TO DO:
In the entries below, every line that contains "JSON" must be located and copied.

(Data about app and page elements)
────────
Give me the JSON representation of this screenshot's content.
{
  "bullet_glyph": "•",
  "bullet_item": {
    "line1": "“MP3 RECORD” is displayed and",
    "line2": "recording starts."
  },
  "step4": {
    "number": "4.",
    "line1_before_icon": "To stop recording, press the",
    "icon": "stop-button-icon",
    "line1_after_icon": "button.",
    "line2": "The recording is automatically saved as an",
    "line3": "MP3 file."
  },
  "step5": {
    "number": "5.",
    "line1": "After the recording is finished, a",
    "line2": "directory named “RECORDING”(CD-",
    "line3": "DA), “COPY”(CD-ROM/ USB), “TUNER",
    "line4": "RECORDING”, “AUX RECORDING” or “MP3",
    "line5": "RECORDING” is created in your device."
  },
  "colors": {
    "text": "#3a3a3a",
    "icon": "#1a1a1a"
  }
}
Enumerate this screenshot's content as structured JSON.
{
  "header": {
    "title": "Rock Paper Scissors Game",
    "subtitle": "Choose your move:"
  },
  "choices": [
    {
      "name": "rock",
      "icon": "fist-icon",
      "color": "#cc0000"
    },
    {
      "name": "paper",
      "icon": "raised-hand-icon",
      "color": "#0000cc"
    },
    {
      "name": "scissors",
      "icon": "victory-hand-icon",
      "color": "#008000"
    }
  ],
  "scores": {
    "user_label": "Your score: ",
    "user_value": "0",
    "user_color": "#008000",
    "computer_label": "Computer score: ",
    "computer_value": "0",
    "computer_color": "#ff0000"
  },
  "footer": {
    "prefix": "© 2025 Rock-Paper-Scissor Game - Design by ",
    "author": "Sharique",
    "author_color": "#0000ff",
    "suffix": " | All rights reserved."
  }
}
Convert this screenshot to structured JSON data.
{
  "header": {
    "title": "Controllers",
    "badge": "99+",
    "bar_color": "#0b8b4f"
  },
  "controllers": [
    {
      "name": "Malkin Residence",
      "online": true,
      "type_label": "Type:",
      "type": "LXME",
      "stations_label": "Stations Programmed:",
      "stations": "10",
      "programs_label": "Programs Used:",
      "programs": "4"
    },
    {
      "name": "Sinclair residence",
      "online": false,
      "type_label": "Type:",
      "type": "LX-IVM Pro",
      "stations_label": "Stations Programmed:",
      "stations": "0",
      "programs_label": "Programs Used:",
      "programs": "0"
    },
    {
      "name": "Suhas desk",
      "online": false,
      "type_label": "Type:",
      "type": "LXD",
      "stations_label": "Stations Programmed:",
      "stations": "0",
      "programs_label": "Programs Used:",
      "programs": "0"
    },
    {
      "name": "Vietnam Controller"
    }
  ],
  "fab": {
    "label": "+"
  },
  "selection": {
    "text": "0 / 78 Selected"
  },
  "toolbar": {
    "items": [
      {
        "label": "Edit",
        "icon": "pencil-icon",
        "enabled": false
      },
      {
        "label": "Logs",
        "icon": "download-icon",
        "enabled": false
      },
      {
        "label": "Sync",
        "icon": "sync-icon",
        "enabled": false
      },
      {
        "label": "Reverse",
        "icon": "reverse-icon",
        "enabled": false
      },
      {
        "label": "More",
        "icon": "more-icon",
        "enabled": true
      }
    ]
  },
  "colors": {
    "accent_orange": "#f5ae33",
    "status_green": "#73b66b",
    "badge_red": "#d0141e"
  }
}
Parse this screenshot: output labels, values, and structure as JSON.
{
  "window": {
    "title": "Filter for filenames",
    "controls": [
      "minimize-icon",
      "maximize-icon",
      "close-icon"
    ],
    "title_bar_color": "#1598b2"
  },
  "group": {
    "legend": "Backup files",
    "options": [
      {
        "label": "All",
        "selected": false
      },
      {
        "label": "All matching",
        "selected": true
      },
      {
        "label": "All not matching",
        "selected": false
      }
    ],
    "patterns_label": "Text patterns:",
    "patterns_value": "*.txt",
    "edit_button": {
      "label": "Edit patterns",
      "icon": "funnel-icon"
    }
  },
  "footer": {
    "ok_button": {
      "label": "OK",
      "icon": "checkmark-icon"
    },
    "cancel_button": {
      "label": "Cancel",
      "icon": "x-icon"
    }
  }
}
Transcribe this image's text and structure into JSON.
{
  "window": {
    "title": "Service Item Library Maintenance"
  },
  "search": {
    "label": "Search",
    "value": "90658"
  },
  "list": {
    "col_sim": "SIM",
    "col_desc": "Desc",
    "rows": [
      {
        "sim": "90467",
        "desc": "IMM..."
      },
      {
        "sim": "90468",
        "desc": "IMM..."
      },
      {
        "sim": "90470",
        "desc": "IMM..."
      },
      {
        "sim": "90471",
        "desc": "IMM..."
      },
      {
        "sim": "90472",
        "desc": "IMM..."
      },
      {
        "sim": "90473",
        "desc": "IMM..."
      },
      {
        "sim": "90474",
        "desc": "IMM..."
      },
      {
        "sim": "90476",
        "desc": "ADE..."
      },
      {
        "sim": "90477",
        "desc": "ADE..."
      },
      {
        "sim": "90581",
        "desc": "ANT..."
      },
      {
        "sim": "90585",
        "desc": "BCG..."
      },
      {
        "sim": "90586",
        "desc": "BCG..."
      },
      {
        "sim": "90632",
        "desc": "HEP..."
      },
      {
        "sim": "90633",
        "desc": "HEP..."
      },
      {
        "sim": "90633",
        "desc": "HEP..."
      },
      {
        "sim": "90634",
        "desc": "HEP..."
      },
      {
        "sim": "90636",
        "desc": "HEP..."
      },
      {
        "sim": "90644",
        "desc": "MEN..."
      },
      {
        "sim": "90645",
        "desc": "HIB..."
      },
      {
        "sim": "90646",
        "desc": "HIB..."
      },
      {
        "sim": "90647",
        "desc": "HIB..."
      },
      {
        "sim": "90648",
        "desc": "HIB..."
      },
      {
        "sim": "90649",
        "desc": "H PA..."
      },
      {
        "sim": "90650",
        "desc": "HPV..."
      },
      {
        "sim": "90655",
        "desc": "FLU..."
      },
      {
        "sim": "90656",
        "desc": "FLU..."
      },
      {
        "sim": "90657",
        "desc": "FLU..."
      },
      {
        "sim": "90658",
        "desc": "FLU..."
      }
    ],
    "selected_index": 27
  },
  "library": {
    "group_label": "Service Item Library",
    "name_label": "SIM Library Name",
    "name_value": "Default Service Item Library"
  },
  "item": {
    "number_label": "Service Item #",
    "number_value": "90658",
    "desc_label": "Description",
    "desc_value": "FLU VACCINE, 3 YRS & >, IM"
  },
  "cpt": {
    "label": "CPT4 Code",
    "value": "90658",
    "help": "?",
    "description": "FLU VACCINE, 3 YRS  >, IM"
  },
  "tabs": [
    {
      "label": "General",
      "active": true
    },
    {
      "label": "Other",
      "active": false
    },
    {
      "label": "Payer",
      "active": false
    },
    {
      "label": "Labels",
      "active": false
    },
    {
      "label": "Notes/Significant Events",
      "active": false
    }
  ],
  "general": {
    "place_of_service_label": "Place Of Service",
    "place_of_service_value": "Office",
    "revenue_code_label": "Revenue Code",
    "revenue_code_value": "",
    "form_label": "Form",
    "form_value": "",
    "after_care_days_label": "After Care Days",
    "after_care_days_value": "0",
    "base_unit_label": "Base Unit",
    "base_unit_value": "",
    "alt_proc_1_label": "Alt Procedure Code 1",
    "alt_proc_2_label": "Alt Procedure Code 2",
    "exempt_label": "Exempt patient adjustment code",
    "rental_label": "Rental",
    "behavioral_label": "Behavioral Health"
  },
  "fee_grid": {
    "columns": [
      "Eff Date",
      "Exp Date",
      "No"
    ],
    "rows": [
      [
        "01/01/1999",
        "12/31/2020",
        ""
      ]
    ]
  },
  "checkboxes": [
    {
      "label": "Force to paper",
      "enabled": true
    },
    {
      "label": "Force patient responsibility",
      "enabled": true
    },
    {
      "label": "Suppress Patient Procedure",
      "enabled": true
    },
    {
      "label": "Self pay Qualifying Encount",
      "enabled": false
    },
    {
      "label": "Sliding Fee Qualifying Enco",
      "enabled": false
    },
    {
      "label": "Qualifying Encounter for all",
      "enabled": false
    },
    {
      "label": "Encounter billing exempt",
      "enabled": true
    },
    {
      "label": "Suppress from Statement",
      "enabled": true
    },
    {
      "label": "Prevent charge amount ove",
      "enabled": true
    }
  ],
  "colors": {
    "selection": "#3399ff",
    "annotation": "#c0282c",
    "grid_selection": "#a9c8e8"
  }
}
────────
ANSWER BOX:
Give me the JSON representation of this screenshot's content.
Enumerate this screenshot's content as structured JSON.
Convert this screenshot to structured JSON data.
Parse this screenshot: output labels, values, and structure as JSON.
Transcribe this image's text and structure into JSON.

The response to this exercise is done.